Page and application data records
BEGIN

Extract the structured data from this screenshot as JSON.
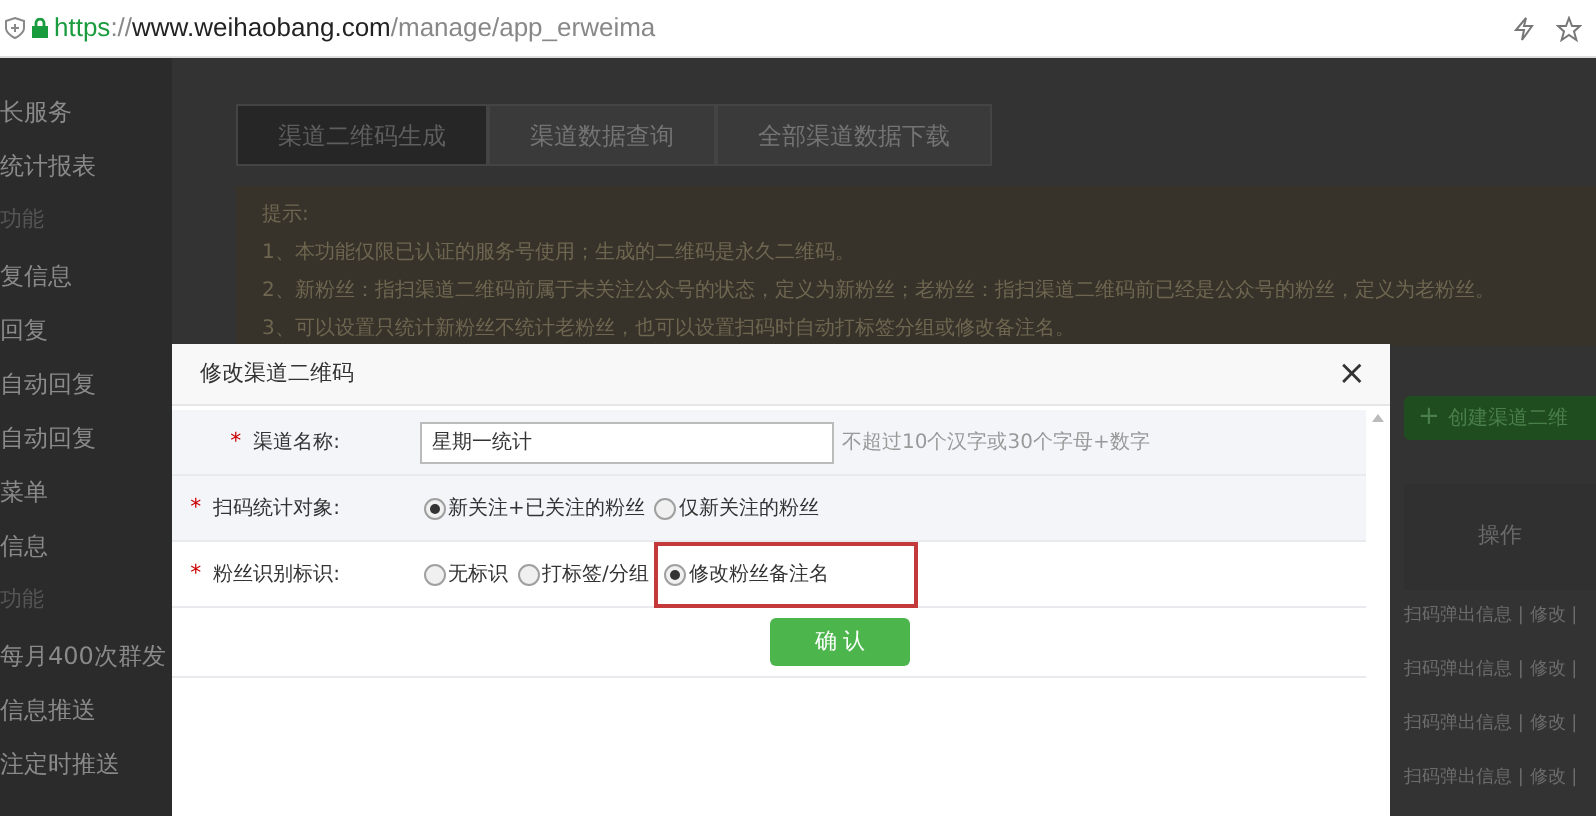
{
  "address_bar": {
    "scheme": "https",
    "separator": "://",
    "host": "www.weihaobang.com",
    "path": "/manage/app_erweima"
  },
  "sidebar": {
    "items": [
      {
        "label": "长服务",
        "kind": "item"
      },
      {
        "label": "统计报表",
        "kind": "item"
      },
      {
        "label": "功能",
        "kind": "section"
      },
      {
        "label": "复信息",
        "kind": "item"
      },
      {
        "label": "回复",
        "kind": "item"
      },
      {
        "label": "自动回复",
        "kind": "item"
      },
      {
        "label": "自动回复",
        "kind": "item"
      },
      {
        "label": "菜单",
        "kind": "item"
      },
      {
        "label": "信息",
        "kind": "item"
      },
      {
        "label": "功能",
        "kind": "section"
      },
      {
        "label": "每月400次群发",
        "kind": "item"
      },
      {
        "label": "信息推送",
        "kind": "item"
      },
      {
        "label": "注定时推送",
        "kind": "item"
      }
    ]
  },
  "tabs": [
    {
      "label": "渠道二维码生成",
      "selected": true
    },
    {
      "label": "渠道数据查询",
      "selected": false
    },
    {
      "label": "全部渠道数据下载",
      "selected": false
    }
  ],
  "tips": {
    "title": "提示:",
    "lines": [
      "1、本功能仅限已认证的服务号使用；生成的二维码是永久二维码。",
      "2、新粉丝：指扫渠道二维码前属于未关注公众号的状态，定义为新粉丝；老粉丝：指扫渠道二维码前已经是公众号的粉丝，定义为老粉丝。",
      "3、可以设置只统计新粉丝不统计老粉丝，也可以设置扫码时自动打标签分组或修改备注名。"
    ]
  },
  "create_button": {
    "icon": "+",
    "label": "创建渠道二维"
  },
  "table": {
    "columns": [
      "操作"
    ],
    "rows": [
      {
        "actions": "扫码弹出信息 | 修改 |"
      },
      {
        "actions": "扫码弹出信息 | 修改 |"
      },
      {
        "actions": "扫码弹出信息 | 修改 |"
      },
      {
        "actions": "扫码弹出信息 | 修改 |"
      }
    ]
  },
  "modal": {
    "title": "修改渠道二维码",
    "close": "×",
    "fields": [
      {
        "kind": "text",
        "mark": "*",
        "label": "渠道名称:",
        "value": "星期一统计",
        "hint": "不超过10个汉字或30个字母+数字"
      },
      {
        "kind": "radio",
        "mark": "*",
        "label": "扫码统计对象:",
        "options": [
          {
            "label": "新关注+已关注的粉丝",
            "selected": true,
            "highlighted": false
          },
          {
            "label": "仅新关注的粉丝",
            "selected": false,
            "highlighted": false
          }
        ]
      },
      {
        "kind": "radio",
        "mark": "*",
        "label": "粉丝识别标识:",
        "options": [
          {
            "label": "无标识",
            "selected": false,
            "highlighted": false
          },
          {
            "label": "打标签/分组",
            "selected": false,
            "highlighted": false
          },
          {
            "label": "修改粉丝备注名",
            "selected": true,
            "highlighted": true
          }
        ]
      }
    ],
    "confirm": "确 认"
  }
}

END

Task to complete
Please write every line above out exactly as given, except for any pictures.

Answer to this problem
Extract the structured data from this screenshot as JSON.
{
  "address_bar": {
    "scheme": "https",
    "separator": "://",
    "host": "www.weihaobang.com",
    "path": "/manage/app_erweima"
  },
  "sidebar": {
    "items": [
      {
        "label": "长服务",
        "kind": "item"
      },
      {
        "label": "统计报表",
        "kind": "item"
      },
      {
        "label": "功能",
        "kind": "section"
      },
      {
        "label": "复信息",
        "kind": "item"
      },
      {
        "label": "回复",
        "kind": "item"
      },
      {
        "label": "自动回复",
        "kind": "item"
      },
      {
        "label": "自动回复",
        "kind": "item"
      },
      {
        "label": "菜单",
        "kind": "item"
      },
      {
        "label": "信息",
        "kind": "item"
      },
      {
        "label": "功能",
        "kind": "section"
      },
      {
        "label": "每月400次群发",
        "kind": "item"
      },
      {
        "label": "信息推送",
        "kind": "item"
      },
      {
        "label": "注定时推送",
        "kind": "item"
      }
    ]
  },
  "tabs": [
    {
      "label": "渠道二维码生成",
      "selected": true
    },
    {
      "label": "渠道数据查询",
      "selected": false
    },
    {
      "label": "全部渠道数据下载",
      "selected": false
    }
  ],
  "tips": {
    "title": "提示:",
    "lines": [
      "1、本功能仅限已认证的服务号使用；生成的二维码是永久二维码。",
      "2、新粉丝：指扫渠道二维码前属于未关注公众号的状态，定义为新粉丝；老粉丝：指扫渠道二维码前已经是公众号的粉丝，定义为老粉丝。",
      "3、可以设置只统计新粉丝不统计老粉丝，也可以设置扫码时自动打标签分组或修改备注名。"
    ]
  },
  "create_button": {
    "icon": "+",
    "label": "创建渠道二维"
  },
  "table": {
    "columns": [
      "操作"
    ],
    "rows": [
      {
        "actions": "扫码弹出信息 | 修改 |"
      },
      {
        "actions": "扫码弹出信息 | 修改 |"
      },
      {
        "actions": "扫码弹出信息 | 修改 |"
      },
      {
        "actions": "扫码弹出信息 | 修改 |"
      }
    ]
  },
  "modal": {
    "title": "修改渠道二维码",
    "close": "×",
    "fields": [
      {
        "kind": "text",
        "mark": "*",
        "label": "渠道名称:",
        "value": "星期一统计",
        "hint": "不超过10个汉字或30个字母+数字"
      },
      {
        "kind": "radio",
        "mark": "*",
        "label": "扫码统计对象:",
        "options": [
          {
            "label": "新关注+已关注的粉丝",
            "selected": true,
            "highlighted": false
          },
          {
            "label": "仅新关注的粉丝",
            "selected": false,
            "highlighted": false
          }
        ]
      },
      {
        "kind": "radio",
        "mark": "*",
        "label": "粉丝识别标识:",
        "options": [
          {
            "label": "无标识",
            "selected": false,
            "highlighted": false
          },
          {
            "label": "打标签/分组",
            "selected": false,
            "highlighted": false
          },
          {
            "label": "修改粉丝备注名",
            "selected": true,
            "highlighted": true
          }
        ]
      }
    ],
    "confirm": "确 认"
  }
}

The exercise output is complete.